Extracted records: Begin

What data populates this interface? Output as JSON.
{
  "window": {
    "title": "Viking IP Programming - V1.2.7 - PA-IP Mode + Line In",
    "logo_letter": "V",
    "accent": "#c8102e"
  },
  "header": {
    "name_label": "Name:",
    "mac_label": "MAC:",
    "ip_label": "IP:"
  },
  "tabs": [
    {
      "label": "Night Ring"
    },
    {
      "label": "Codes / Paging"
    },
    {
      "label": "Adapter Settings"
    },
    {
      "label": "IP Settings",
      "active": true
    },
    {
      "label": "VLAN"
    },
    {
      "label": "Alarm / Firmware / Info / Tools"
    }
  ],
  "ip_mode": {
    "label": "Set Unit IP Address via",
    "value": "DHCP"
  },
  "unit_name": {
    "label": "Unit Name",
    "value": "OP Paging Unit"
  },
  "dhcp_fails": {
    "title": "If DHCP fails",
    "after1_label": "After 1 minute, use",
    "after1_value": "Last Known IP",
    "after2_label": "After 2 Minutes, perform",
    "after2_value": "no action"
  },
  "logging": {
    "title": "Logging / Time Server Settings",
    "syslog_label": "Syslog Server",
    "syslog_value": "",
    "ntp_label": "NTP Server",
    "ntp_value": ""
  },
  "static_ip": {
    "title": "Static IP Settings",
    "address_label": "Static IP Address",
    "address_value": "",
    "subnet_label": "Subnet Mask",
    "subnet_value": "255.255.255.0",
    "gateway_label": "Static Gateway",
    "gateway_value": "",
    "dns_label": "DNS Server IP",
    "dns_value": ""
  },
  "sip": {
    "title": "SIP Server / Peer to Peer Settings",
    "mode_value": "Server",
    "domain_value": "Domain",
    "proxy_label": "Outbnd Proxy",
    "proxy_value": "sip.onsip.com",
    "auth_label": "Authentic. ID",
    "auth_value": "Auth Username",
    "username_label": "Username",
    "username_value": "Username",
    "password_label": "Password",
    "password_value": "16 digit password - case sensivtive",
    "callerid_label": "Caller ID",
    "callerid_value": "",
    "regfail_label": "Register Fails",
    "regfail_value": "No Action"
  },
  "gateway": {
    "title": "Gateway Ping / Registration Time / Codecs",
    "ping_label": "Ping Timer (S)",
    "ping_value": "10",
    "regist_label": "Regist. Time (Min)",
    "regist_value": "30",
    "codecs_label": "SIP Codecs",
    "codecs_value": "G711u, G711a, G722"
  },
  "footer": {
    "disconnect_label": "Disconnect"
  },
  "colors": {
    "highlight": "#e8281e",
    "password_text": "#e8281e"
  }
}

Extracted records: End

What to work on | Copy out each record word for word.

Solution to this problem |
What data populates this interface? Output as JSON.
{
  "window": {
    "title": "Viking IP Programming - V1.2.7 - PA-IP Mode + Line In",
    "logo_letter": "V",
    "accent": "#c8102e"
  },
  "header": {
    "name_label": "Name:",
    "mac_label": "MAC:",
    "ip_label": "IP:"
  },
  "tabs": [
    {
      "label": "Night Ring"
    },
    {
      "label": "Codes / Paging"
    },
    {
      "label": "Adapter Settings"
    },
    {
      "label": "IP Settings",
      "active": true
    },
    {
      "label": "VLAN"
    },
    {
      "label": "Alarm / Firmware / Info / Tools"
    }
  ],
  "ip_mode": {
    "label": "Set Unit IP Address via",
    "value": "DHCP"
  },
  "unit_name": {
    "label": "Unit Name",
    "value": "OP Paging Unit"
  },
  "dhcp_fails": {
    "title": "If DHCP fails",
    "after1_label": "After 1 minute, use",
    "after1_value": "Last Known IP",
    "after2_label": "After 2 Minutes, perform",
    "after2_value": "no action"
  },
  "logging": {
    "title": "Logging / Time Server Settings",
    "syslog_label": "Syslog Server",
    "syslog_value": "",
    "ntp_label": "NTP Server",
    "ntp_value": ""
  },
  "static_ip": {
    "title": "Static IP Settings",
    "address_label": "Static IP Address",
    "address_value": "",
    "subnet_label": "Subnet Mask",
    "subnet_value": "255.255.255.0",
    "gateway_label": "Static Gateway",
    "gateway_value": "",
    "dns_label": "DNS Server IP",
    "dns_value": ""
  },
  "sip": {
    "title": "SIP Server / Peer to Peer Settings",
    "mode_value": "Server",
    "domain_value": "Domain",
    "proxy_label": "Outbnd Proxy",
    "proxy_value": "sip.onsip.com",
    "auth_label": "Authentic. ID",
    "auth_value": "Auth Username",
    "username_label": "Username",
    "username_value": "Username",
    "password_label": "Password",
    "password_value": "16 digit password - case sensivtive",
    "callerid_label": "Caller ID",
    "callerid_value": "",
    "regfail_label": "Register Fails",
    "regfail_value": "No Action"
  },
  "gateway": {
    "title": "Gateway Ping / Registration Time / Codecs",
    "ping_label": "Ping Timer (S)",
    "ping_value": "10",
    "regist_label": "Regist. Time (Min)",
    "regist_value": "30",
    "codecs_label": "SIP Codecs",
    "codecs_value": "G711u, G711a, G722"
  },
  "footer": {
    "disconnect_label": "Disconnect"
  },
  "colors": {
    "highlight": "#e8281e",
    "password_text": "#e8281e"
  }
}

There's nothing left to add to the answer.